The 2018 Oscar Nominated Short Films will be released in theaters on February 9th and On Demand February 27th before the Oscars on March 4th. Here are my reviews of the Live Action nominees. Click on the titles for the trailers to each film.
Country of origin: USA
Directed by: Reed Van Dyk
As we live in an era of daily mass shootings, DeKalb Elementary is a terrifyingly ripped from the headlines story of a mentally unstable man, Steven (Bo Mitchell), who enters an elementary school with a semi-automatic rifle. After he orders the school receptionist, Cassandra (Tarra Riggs), to have the building evacuated, he holds her hostage and instructs her to call 911. Mitchell is scary and convincing but Riggs is absolutely brilliant as a woman forced to help and empathize with her captor in a way I’m not sure most of us could.

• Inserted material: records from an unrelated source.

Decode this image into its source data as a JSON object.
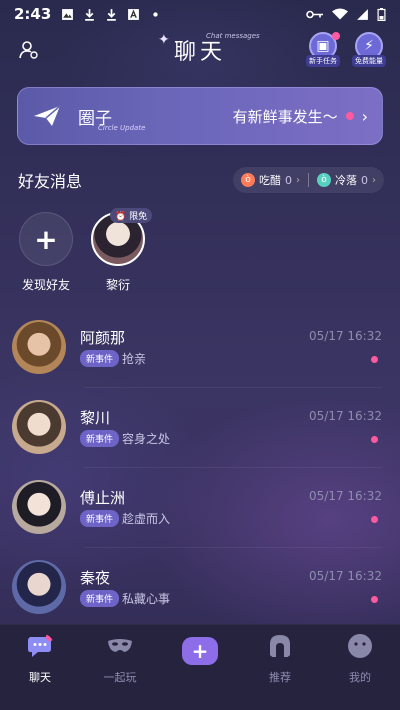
{
  "status_bar": {
    "time": "2:43",
    "left_icons": [
      "image-icon",
      "download-icon",
      "download-icon",
      "text-icon",
      "dot-icon"
    ],
    "right_icons": [
      "vpn-key-icon",
      "wifi-icon",
      "signal-icon",
      "battery-icon"
    ]
  },
  "header": {
    "title": "聊天",
    "title_subtitle": "Chat messages",
    "task_label": "新手任务",
    "energy_label": "免费能量"
  },
  "circle_banner": {
    "title": "圈子",
    "subtitle": "Circle Update",
    "message": "有新鲜事发生～"
  },
  "friends_section": {
    "title": "好友消息",
    "filters": [
      {
        "label": "吃醋",
        "count": "0"
      },
      {
        "label": "冷落",
        "count": "0"
      }
    ],
    "add_label": "发现好友",
    "friend": {
      "name": "黎衍",
      "badge": "限免"
    }
  },
  "chats": [
    {
      "name": "阿颜那",
      "tag": "新事件",
      "preview": "抢亲",
      "time": "05/17 16:32"
    },
    {
      "name": "黎川",
      "tag": "新事件",
      "preview": "容身之处",
      "time": "05/17 16:32"
    },
    {
      "name": "傅止洲",
      "tag": "新事件",
      "preview": "趁虚而入",
      "time": "05/17 16:32"
    },
    {
      "name": "秦夜",
      "tag": "新事件",
      "preview": "私藏心事",
      "time": "05/17 16:32"
    }
  ],
  "tabbar": {
    "tabs": [
      {
        "label": "聊天",
        "icon": "chat-bubble-icon"
      },
      {
        "label": "一起玩",
        "icon": "mask-icon"
      },
      {
        "label": "",
        "icon": "plus-icon"
      },
      {
        "label": "推荐",
        "icon": "arch-icon"
      },
      {
        "label": "我的",
        "icon": "face-icon"
      }
    ]
  },
  "colors": {
    "accent_pink": "#ff5aa0",
    "accent_purple": "#8e6de8",
    "tag_bg": "#6e64c8"
  }
}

THE ELEVEN O’ CLOCK
Country of origin: Australia
Directed by: Derin Seale and Josh Lawson
The only comedy in the bunch, and it’s quite a good one. A cross between mistaken identities and ‘who’s on first?’ with rapport between Damon Herriman (Justified) and writer, co-director and co-star Josh Lawson (Superstore, House of Lies) as a psychiatrist and delusional patient (but which is which?) that is rapid-fire and hilarious. A very dynamic duo. The sepia-drenched cinematography, production design and costuming aesthetic further complicates the who’s-who until the final reveal.
MY NEPHEW EMMETT
Country of origin: USA
Directed by: Kevin Wilson Jr.
One of two ‘based on a true story’ films, My Nephew Emmett recalls when two white men invade the home of Mose Wright, an African-American preacher in 1955 Mississippi, to abduct his 14-year-old nephew, Emmett Till, who is visiting from Chicago. Emmett is accused of whistling at a white woman. It’s a very cinematic and visually striking film but a bit overwrought and over-acted by its ‘racist’ cast. Actual footage of Wright shows up at the end but it’s all too brief. Also brief is the appearance of former TV star Jasmine Guy (A Different World) as Emmett’s aunt, giving her best Ruby Dee possible.
THE SILENT CHILD
Country of origin: United Kingdom
Directed by: Chris Overton and Rachel Senton
Libby, a deaf four-year-old, is the youngest child in a family who are all hearing. Unable to communicate but about to start school, Libby is assigned a social worker who teaches her sign language. Libby’s skeptical parents are reluctant to be involved, however, and pose a potential block to Libby’s education. This is a gorgeously shot and impeccably acted film from the top down. Resonant and heartfelt without being sentimental, I ached for a full-length version, which is the mark of a great short film.
WATU WOTE (ALL OF US)
Country of origin: Germany, Kenya
Language: Swahili, Somali
Directed by: Katja Benrath and Tobias Rosen
Detailing the true story of a violent terrorist group, Al-Shabaab, who boarded a bus in Kenya to weed out Christians and Christian sympathizers, ordering the Muslim passengers to identify them or be shot themselves. It leans to the side of heavy-handed but its message of tolerance is no less potent with good performances throughout.
Find out who the Gold Rush Gang thinks is winning the Live Action Short Oscar right here.
For a full list of theaters the short films are playing in, visit:
For information on how to watch On Demand, visit:
ShortsHD™ is the first high definition channel dedicated to short movies and is available on DIRECTV (Channel 573), and AT&T U-Verse (Channel 1789), CenturyLink Prism TV (1789), Frontier Communications (Channel 1789), Verizon Fios TV, Google Fiber and numerous NCTC member companies. ShortsHD™ is operated by Shorts International, the world’s leading short movie entertainment company with the world’s largest movie catalogue dedicated to short movies. Shorts International also operates ShortsTV®, which is available across Europe and Africa. Shorts™ is the short movie on-demand service available on iTunes movie stores in 54 countries across the globe and Amazon Instant Video.